• Data for this task:

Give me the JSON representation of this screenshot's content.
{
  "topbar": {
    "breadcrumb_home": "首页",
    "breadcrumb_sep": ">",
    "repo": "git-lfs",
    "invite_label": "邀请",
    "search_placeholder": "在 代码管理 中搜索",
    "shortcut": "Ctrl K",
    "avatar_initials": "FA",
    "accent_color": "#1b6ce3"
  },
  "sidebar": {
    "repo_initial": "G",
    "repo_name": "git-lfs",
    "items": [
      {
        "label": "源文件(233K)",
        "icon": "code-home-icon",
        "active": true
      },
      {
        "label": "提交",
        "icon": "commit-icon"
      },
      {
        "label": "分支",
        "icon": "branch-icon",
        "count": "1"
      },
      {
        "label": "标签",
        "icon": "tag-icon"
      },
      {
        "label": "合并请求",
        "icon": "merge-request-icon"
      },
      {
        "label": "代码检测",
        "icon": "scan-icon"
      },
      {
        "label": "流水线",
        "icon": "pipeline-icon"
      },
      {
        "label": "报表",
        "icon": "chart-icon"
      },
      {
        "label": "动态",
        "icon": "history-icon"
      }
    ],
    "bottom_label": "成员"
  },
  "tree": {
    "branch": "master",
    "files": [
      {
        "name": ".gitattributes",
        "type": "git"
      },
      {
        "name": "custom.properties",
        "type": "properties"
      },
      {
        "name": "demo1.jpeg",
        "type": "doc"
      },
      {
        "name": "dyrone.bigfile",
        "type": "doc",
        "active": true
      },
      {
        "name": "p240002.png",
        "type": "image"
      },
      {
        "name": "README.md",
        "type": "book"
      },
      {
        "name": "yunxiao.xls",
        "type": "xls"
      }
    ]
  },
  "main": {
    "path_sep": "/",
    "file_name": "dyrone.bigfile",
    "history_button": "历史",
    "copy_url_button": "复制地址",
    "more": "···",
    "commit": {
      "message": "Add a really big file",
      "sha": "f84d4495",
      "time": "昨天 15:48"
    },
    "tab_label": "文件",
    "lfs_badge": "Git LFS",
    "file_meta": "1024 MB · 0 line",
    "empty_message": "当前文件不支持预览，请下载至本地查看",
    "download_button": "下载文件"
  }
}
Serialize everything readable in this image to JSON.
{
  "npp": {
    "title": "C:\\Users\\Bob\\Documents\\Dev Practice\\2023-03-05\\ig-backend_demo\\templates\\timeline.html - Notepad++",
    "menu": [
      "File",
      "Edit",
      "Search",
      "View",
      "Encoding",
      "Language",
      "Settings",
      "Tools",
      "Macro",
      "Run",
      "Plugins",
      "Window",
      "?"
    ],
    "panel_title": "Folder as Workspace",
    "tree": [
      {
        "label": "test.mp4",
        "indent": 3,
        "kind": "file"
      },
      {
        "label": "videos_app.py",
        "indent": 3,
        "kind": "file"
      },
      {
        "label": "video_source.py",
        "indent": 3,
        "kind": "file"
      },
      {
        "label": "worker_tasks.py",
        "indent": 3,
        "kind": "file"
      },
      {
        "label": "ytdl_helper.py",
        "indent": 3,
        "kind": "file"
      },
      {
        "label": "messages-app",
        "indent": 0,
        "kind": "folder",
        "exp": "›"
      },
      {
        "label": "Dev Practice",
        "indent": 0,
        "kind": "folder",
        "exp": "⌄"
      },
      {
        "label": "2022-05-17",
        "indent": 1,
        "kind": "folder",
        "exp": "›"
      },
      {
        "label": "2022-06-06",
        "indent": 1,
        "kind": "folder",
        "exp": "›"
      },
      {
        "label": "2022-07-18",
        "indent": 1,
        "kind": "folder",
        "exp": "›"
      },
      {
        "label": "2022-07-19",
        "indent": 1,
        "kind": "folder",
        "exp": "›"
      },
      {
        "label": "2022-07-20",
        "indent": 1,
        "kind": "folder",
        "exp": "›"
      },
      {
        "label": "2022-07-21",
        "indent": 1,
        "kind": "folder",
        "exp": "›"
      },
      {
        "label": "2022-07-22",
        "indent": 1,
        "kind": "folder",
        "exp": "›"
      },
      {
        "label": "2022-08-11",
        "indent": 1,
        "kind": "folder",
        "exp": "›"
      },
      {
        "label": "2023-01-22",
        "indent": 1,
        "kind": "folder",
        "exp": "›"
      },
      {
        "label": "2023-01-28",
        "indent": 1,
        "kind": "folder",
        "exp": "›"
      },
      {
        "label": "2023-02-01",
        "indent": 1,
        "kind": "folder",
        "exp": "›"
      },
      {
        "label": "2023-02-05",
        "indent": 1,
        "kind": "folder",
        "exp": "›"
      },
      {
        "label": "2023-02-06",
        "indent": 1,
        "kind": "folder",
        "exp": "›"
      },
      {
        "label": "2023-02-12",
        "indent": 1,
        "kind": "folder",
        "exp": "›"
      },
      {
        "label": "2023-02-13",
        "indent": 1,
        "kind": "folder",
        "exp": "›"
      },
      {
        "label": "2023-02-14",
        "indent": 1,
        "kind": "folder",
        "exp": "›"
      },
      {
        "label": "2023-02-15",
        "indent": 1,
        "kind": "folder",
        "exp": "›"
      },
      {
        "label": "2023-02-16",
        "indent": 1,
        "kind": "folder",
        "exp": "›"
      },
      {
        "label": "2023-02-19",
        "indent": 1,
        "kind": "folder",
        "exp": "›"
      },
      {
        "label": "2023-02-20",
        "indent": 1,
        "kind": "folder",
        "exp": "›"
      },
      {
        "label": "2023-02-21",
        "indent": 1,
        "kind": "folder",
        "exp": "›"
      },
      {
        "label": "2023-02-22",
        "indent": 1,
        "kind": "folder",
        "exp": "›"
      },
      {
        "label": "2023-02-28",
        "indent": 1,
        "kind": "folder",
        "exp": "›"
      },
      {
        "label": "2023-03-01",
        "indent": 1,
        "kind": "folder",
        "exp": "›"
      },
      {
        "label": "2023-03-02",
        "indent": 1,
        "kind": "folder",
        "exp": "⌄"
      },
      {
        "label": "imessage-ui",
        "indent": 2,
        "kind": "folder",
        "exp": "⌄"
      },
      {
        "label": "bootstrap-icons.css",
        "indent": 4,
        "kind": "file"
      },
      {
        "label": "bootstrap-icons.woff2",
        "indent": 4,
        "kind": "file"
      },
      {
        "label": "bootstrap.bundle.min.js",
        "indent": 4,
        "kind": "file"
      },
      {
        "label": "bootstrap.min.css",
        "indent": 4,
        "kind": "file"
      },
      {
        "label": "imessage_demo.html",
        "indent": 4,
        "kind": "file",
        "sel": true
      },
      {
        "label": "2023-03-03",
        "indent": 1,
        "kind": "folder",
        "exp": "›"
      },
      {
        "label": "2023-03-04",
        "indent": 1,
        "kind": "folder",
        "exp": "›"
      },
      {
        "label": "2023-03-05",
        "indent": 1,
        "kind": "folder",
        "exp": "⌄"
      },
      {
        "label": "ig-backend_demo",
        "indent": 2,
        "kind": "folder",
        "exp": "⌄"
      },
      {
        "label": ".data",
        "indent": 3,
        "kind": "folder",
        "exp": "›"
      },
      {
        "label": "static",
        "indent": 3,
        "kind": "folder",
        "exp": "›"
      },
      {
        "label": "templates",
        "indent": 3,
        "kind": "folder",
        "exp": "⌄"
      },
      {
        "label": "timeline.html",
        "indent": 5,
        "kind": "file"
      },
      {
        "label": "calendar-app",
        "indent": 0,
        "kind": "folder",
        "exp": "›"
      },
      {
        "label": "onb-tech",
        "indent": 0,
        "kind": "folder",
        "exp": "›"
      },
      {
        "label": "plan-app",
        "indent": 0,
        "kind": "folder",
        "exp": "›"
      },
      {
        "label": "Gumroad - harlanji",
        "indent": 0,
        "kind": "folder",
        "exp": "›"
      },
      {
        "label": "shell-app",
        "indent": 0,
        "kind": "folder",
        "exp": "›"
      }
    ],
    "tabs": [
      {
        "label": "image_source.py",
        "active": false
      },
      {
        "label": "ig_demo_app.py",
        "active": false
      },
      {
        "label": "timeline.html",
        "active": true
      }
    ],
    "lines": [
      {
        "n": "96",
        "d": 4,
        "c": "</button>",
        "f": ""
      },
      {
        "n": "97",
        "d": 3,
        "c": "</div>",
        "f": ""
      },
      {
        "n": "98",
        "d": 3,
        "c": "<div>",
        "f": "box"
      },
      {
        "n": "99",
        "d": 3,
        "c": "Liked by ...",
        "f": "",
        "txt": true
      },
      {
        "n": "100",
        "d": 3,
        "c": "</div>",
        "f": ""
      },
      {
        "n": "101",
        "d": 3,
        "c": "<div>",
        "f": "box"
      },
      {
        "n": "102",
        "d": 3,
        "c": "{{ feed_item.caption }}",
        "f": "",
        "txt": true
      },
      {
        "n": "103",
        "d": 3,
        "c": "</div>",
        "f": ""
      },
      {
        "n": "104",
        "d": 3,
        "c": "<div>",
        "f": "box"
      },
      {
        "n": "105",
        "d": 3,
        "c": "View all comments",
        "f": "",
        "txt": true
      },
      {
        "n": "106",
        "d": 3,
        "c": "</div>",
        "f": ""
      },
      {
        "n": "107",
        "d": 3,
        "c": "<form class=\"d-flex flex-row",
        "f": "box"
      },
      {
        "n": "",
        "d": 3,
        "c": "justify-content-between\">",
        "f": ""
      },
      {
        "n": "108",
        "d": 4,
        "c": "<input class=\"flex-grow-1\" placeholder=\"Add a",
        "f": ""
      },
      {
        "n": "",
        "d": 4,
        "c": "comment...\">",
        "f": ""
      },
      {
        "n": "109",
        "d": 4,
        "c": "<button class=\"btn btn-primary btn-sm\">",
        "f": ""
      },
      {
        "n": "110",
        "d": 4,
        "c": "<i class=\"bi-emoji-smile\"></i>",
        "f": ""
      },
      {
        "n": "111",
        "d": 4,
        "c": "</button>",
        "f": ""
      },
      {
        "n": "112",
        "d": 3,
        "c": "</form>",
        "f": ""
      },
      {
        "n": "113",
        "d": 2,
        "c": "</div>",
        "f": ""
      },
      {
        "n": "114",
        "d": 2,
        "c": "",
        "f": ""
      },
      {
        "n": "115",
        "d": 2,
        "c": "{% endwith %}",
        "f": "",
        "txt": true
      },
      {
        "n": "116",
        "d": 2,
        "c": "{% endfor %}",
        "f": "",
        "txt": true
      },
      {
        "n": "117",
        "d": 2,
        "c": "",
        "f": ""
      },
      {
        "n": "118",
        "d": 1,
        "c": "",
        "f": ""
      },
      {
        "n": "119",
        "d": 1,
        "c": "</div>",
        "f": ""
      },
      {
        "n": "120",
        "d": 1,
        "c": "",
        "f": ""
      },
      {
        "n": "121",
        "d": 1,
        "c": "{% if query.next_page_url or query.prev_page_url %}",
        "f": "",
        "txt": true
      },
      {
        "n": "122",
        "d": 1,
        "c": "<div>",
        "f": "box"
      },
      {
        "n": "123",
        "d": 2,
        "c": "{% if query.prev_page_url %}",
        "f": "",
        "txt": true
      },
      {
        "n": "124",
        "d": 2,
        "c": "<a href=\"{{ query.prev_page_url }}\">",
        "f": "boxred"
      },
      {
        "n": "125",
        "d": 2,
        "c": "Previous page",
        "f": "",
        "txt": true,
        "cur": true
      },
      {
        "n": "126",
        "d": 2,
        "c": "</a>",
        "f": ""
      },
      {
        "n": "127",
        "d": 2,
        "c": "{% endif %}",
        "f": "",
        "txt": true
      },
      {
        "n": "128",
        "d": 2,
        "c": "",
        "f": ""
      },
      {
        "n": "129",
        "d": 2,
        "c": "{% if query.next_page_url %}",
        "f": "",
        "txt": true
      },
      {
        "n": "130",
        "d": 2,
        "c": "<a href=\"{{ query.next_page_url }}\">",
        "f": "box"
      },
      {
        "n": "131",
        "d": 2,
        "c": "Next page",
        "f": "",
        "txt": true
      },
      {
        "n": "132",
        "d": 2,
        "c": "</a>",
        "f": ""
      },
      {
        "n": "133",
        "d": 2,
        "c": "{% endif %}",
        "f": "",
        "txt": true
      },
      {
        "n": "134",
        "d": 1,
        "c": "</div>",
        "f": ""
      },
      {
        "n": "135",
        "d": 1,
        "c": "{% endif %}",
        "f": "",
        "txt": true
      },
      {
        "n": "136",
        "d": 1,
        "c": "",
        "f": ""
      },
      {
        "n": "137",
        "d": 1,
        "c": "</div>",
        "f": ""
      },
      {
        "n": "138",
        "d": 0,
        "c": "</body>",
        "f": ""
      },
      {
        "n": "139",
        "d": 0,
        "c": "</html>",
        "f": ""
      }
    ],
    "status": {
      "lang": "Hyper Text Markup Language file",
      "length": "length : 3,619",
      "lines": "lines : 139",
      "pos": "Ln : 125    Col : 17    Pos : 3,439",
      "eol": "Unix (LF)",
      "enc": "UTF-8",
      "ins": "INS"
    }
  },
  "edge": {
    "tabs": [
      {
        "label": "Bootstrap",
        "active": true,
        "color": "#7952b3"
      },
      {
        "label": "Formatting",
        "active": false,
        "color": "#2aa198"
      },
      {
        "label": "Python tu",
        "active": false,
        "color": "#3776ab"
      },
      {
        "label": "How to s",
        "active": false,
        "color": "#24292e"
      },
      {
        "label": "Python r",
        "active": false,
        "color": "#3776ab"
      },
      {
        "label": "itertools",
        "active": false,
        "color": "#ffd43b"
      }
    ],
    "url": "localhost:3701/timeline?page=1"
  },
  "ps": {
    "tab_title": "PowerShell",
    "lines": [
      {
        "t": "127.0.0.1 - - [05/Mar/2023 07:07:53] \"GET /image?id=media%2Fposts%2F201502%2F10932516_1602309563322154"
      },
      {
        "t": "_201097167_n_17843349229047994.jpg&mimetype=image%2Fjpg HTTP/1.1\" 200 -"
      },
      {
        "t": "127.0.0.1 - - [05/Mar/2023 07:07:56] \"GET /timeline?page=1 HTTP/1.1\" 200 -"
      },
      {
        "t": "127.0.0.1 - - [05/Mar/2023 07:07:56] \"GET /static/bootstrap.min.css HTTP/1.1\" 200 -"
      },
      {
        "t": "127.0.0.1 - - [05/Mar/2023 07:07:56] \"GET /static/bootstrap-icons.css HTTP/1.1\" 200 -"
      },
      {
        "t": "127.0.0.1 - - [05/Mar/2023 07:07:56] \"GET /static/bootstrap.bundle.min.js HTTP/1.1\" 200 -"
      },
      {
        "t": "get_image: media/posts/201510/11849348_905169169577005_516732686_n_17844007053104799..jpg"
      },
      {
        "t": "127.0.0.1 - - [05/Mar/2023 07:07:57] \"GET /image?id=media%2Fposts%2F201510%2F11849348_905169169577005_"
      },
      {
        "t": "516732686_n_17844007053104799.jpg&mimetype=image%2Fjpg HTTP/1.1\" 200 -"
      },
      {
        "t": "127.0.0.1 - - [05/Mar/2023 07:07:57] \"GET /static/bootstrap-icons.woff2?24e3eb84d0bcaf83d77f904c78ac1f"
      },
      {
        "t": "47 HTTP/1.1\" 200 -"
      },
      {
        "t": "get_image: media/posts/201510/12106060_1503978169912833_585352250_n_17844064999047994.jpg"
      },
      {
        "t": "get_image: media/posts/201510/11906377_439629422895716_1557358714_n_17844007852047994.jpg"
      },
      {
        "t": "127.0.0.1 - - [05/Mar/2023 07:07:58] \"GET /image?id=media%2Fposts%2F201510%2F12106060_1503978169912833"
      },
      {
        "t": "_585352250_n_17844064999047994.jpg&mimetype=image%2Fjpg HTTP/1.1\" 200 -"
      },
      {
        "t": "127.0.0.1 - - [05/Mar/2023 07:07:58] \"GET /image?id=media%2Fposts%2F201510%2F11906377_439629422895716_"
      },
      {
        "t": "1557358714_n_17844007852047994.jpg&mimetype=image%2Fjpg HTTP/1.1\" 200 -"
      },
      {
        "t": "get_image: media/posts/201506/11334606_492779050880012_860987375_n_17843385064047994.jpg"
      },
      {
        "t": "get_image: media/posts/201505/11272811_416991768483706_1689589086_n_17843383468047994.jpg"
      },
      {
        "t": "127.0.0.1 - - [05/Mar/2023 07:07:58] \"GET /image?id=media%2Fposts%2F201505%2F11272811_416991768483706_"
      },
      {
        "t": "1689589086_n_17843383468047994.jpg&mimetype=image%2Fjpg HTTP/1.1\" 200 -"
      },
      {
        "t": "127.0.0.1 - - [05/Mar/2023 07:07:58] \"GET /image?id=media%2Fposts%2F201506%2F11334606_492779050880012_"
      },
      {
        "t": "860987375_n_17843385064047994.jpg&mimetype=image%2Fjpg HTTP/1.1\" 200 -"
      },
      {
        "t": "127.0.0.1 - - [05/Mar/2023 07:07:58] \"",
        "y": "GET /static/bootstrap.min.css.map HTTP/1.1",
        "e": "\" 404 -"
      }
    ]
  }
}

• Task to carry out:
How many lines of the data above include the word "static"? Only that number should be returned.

• Task response:
6